After the closure of the Hospital in 1965, the building had begun to degrade, in a process accelerated by the close presence of a complex urban area. A study carried out in 1969 by the municipal architect Fernando Moreno Barberá, recommended its demolition for the value of its land.
Faced with this threat, the historian and also architect Fernando Chueca Goitia presented a report requesting that the building be classified as an Artistic-Historical Monument that would prevent the building from being demolished.
The building would become property of the Ministry of Education, and in the 1980s, Antonio Fernández Alba was commissioned to refurbish it. At the end of 1988, modern architects José Luis Íñiguez de Onzoño and Antonio Vázquez de Castro designed the three towers of lifts, made of glass and steel, in collaboration with the British architect Ian Ritchie. The building first opened as an Art Centre, and in 1992, became a museum, under the direction of Tomás Llorens, with a collection of art from the MEAC. The first acquisitions included, for example, works from Pablo Picasso, Salvador Dalí, Julio González, Antoni Tàpies, Antonio Saura, Carmen Calvo and Richard Serra. In December 2001, the construction of a large extension designed by the French architect Jean Nouvel began.
This is the story of the museum of modern art in Spain, until now. The different phases of the museum reveal the evolution of architectural perspectives. In this way, in the report of the Museum of Modern Art by Mercadal, published in the magazine Arquitectura, the architect spoke of the lack of architectural bibliography on the museum project. At that time, the MoMA, the example of a modern art museum par excellence, had only been open for five years, since 1928. However, Mercadal’s clear, simple and rationalist architecture already connected with the ideas about the spatial autonomy of Art by Alfred H. Barr Jr., MoMA director at the time.

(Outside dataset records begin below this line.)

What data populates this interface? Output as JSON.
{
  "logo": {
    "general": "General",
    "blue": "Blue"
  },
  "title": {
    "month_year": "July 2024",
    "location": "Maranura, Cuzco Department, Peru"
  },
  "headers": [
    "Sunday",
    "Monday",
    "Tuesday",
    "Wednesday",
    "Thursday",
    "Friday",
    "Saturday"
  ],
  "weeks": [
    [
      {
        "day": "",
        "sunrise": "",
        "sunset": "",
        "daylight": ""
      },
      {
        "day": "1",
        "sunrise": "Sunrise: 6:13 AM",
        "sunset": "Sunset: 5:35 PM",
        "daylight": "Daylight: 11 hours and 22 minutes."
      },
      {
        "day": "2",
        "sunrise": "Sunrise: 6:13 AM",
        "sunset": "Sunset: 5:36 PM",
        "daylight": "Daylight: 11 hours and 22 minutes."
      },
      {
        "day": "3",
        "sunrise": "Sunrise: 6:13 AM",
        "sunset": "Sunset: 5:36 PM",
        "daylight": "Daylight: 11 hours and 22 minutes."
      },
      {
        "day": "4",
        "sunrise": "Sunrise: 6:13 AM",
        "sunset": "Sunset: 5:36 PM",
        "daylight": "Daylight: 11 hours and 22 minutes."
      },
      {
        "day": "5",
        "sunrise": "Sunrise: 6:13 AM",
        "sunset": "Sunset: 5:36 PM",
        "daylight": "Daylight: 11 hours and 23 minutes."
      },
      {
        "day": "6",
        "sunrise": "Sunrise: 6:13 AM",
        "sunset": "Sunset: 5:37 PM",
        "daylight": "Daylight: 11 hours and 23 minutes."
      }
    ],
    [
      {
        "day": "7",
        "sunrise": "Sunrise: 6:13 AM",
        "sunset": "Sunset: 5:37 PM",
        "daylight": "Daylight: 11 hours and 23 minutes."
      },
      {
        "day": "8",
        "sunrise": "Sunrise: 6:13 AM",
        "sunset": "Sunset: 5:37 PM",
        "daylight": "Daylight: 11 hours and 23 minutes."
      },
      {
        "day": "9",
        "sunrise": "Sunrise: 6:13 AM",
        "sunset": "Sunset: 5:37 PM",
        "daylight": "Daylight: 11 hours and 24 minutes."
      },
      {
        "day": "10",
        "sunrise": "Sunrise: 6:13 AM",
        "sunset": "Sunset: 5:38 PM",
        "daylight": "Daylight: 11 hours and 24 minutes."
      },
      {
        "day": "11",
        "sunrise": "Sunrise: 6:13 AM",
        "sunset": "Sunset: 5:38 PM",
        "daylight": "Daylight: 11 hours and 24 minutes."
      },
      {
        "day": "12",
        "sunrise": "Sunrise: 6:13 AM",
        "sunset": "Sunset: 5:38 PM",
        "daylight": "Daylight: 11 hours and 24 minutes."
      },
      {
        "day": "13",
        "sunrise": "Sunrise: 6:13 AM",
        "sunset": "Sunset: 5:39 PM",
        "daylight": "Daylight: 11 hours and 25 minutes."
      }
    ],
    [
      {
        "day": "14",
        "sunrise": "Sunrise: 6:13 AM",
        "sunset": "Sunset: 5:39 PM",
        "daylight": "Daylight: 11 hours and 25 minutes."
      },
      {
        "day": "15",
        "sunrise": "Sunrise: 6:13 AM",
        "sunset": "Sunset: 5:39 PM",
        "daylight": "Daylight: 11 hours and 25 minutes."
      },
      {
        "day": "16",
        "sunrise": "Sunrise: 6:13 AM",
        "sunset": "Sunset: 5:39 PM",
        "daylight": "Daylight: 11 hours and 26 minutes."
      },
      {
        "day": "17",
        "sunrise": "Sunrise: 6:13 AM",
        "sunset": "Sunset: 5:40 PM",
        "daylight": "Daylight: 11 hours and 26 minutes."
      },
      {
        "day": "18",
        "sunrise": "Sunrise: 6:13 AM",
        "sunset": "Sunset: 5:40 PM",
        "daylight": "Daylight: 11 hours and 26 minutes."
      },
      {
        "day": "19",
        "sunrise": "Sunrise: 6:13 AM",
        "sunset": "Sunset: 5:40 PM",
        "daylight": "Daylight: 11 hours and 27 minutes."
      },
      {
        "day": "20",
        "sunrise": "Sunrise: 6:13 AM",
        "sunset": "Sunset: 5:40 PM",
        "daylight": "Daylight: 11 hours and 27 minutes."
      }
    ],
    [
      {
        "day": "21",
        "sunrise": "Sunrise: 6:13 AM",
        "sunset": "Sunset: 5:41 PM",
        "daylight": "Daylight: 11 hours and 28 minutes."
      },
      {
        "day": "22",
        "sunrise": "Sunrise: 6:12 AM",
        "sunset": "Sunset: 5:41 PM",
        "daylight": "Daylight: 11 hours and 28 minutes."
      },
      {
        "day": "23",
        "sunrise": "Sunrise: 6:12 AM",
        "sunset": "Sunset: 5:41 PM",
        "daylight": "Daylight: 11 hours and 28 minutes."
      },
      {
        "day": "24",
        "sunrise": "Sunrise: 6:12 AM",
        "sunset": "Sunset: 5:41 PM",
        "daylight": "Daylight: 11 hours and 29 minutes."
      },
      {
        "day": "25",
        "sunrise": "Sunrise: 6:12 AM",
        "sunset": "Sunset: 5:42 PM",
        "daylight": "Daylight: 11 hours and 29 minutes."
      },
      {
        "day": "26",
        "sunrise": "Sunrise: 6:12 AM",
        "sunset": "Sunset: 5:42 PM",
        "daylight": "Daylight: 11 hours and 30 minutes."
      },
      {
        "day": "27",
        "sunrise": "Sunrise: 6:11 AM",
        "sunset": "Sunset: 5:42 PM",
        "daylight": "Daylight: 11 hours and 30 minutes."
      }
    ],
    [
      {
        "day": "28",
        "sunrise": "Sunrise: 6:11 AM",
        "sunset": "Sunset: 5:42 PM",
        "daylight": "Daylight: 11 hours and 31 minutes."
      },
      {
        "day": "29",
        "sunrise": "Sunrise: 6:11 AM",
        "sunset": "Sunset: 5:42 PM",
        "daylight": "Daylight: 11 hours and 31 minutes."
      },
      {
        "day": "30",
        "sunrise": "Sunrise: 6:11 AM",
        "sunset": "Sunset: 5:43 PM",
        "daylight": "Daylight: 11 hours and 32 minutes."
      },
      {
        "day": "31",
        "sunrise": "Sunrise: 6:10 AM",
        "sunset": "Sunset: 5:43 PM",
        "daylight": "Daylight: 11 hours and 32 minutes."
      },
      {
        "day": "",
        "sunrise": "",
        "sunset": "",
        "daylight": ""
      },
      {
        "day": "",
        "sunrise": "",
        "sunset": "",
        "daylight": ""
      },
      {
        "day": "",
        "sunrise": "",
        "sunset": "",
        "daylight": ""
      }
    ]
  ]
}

More than 30 years later, Jaime López de Asiaín and Ángel Díaz Domínguez raised the question of flexibility and modularity in architecture, in coherence with the theories deployed in Europe at the moment. Spatial organization began to be understood as something more fluid, interconnected and varied, in contrast to the functionalist and rationalist perspective of the International Style.
Already in the 80’s, another type of political as well as historiographic and artistic interests recovered a heritage building such as the Hospital de San Carlos, betting not so much on contemporary architecture as on heritage preservation. This question was indisputable from certain points of view, in spite of the threat that still posed real estate in the face of historical memory. The resulting exhibition space in the actual museum is a given space, fixed and solid, labyrinthine and of scale, capable however, or perhaps because of this, of housing the chronological and contextual reading of 20th century art that currently unfolds within its walls.
Finally, the year 2001 brought with it the ampliation of the MNCARS, by Jean Nouvel, revealing also the spirit of the moment. The choice was that of image versus functionalism, that of monument versus programme or heritage, a path that is perhaps the one that today we can consider less successful.
* This article is part of a series of posts on AGi architects‘ blog under the concept “Between Kuwait and Spain. The influence of modernity”. This is the second part devoted to the role of art and heritage centres in the 20th century. Read about the previous article here.